Many children, teens, and adults who participate in athletics are fans of sports drinks and it’s easy to see why. They’re marketed as improving performance and recovery, and because they contain beneficial electrolytes, people are given the mistaken impression that sports drinks are a healthy alternative to sodas and other soft drinks. Are sports drinks really better than other options? And how do they affect your teeth? Here’s what you need to know.
Sports Drinks Are Loaded With Sugar
Most people would probably guess that sports drinks have less sugar than juice or soda or, at worst, the same amount. You might be surprised to learn that sports drinks often have even more sugar than other soft drinks, including soda.
You might not see the word “sugar” on the ingredient list, but you will see sucrose or high fructose corn syrup, which are essentially the same thing. Why are these in sports drinks? Because sugar is a carbohydrate that can provide a quick energy boost. It’s a cheap way to improve performance—even if that sugar rush leads to an inevitable crash later on.
From a dental health perspective, this sugar is bad news because the bacteria that causes cavities thrives on it. Unlike sugary foods, when sugar is in a drink, it completely coats the teeth, making it even easier for plaque to form. Plaque is a precursor to tartar, which leads to cavities and gum disease.
Sports Drinks Are Acidic
Making matters worse, sports drinks are acidic. This makes them a one-two punch as far as your oral health is concerned. The citric acid in these drinks, which is used both as a preservative and as a flavor booster, erodes the tooth enamel. When tooth enamel erodes, the teeth are more prone to cavities—and, of course, all the sugar we’ve already discussed leads to more cavity-causing bacteria.
You may think you can avoid this by switching to a sports chew, gum, or gel instead, but they’re usually high in acid and sugar too.
Sports Drink Alternatives
So what’s the best alternative to sports drinks? Plain old water! For most amateur athletes, water is all that is needed to keep you hydrated during sports and other activities. If you’re concerned about electrolytes, watermelon juice and coconut water are less sugary options, or simply pair your water with a banana or slice of watermelon for a snack.
If you really love sports drinks and don’t want to give them up, don’t drink them in the large bottles sold in stores—eight-ounce portions are all that you really need.
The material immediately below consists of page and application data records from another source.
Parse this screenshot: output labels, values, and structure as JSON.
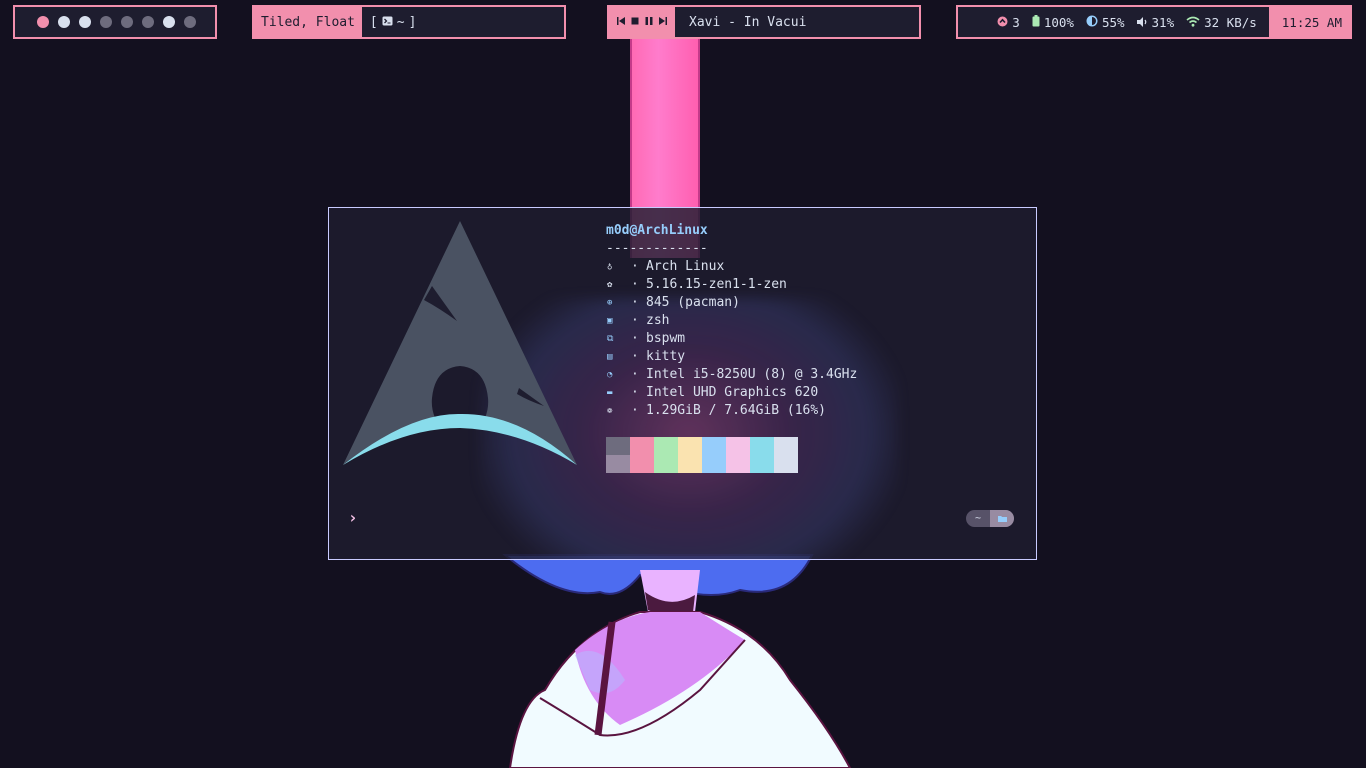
{
  "colors": {
    "accent": "#f28fad",
    "bar_bg": "#1e1d2f",
    "desktop_bg": "#13101f",
    "terminal_border": "#c9cbff",
    "host_color": "#96cdfb"
  },
  "workspaces": [
    {
      "state": "active"
    },
    {
      "state": "occupied"
    },
    {
      "state": "occupied"
    },
    {
      "state": "empty"
    },
    {
      "state": "empty"
    },
    {
      "state": "empty"
    },
    {
      "state": "occupied"
    },
    {
      "state": "empty"
    }
  ],
  "layout": {
    "mode": "Tiled, Float",
    "window_title_open": "[",
    "window_icon": "terminal-icon",
    "window_title": "~",
    "window_title_close": "]"
  },
  "player": {
    "prev_icon": "previous-icon",
    "stop_icon": "stop-icon",
    "pause_icon": "pause-icon",
    "next_icon": "next-icon",
    "song": "Xavi - In Vacui"
  },
  "status": {
    "updates": "3",
    "battery": "100%",
    "brightness": "55%",
    "volume": "31%",
    "network": "32 KB/s",
    "clock": "11:25 AM"
  },
  "terminal": {
    "host": "m0d@ArchLinux",
    "separator": "-------------",
    "info": [
      {
        "icon": "arch-icon",
        "value": "Arch Linux"
      },
      {
        "icon": "kernel-gear-icon",
        "value": "5.16.15-zen1-1-zen"
      },
      {
        "icon": "package-icon",
        "value": "845 (pacman)"
      },
      {
        "icon": "shell-icon",
        "value": "zsh"
      },
      {
        "icon": "window-manager-icon",
        "value": "bspwm"
      },
      {
        "icon": "terminal-app-icon",
        "value": "kitty"
      },
      {
        "icon": "cpu-icon",
        "value": "Intel i5-8250U (8) @ 3.4GHz"
      },
      {
        "icon": "gpu-icon",
        "value": "Intel UHD Graphics 620"
      },
      {
        "icon": "memory-icon",
        "value": "1.29GiB / 7.64GiB (16%)"
      }
    ],
    "info_dot": "·",
    "palette_top": [
      "#6e6c7e",
      "#f28fad",
      "#abe9b3",
      "#fae3b0",
      "#96cdfb",
      "#f5c2e7",
      "#89dceb",
      "#d9e0ee"
    ],
    "palette_bottom": [
      "#988ba2",
      "#f28fad",
      "#abe9b3",
      "#fae3b0",
      "#96cdfb",
      "#f5c2e7",
      "#89dceb",
      "#d9e0ee"
    ],
    "prompt_symbol": "›",
    "cwd": "~",
    "cwd_icon": "folder-icon"
  }
}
A straw can help limit contact with teeth and a thorough rinse with water once you’ve finished will dilute some of the acid and sugar.
Schedule an Appointment Today
We’re always happy to discuss nutrition and oral hygiene habits when you come in for your routine dental check-ups. To schedule an appointment, contact us today at one of our three New Jersey locations in Holmdel, Brick, or Oakhurst.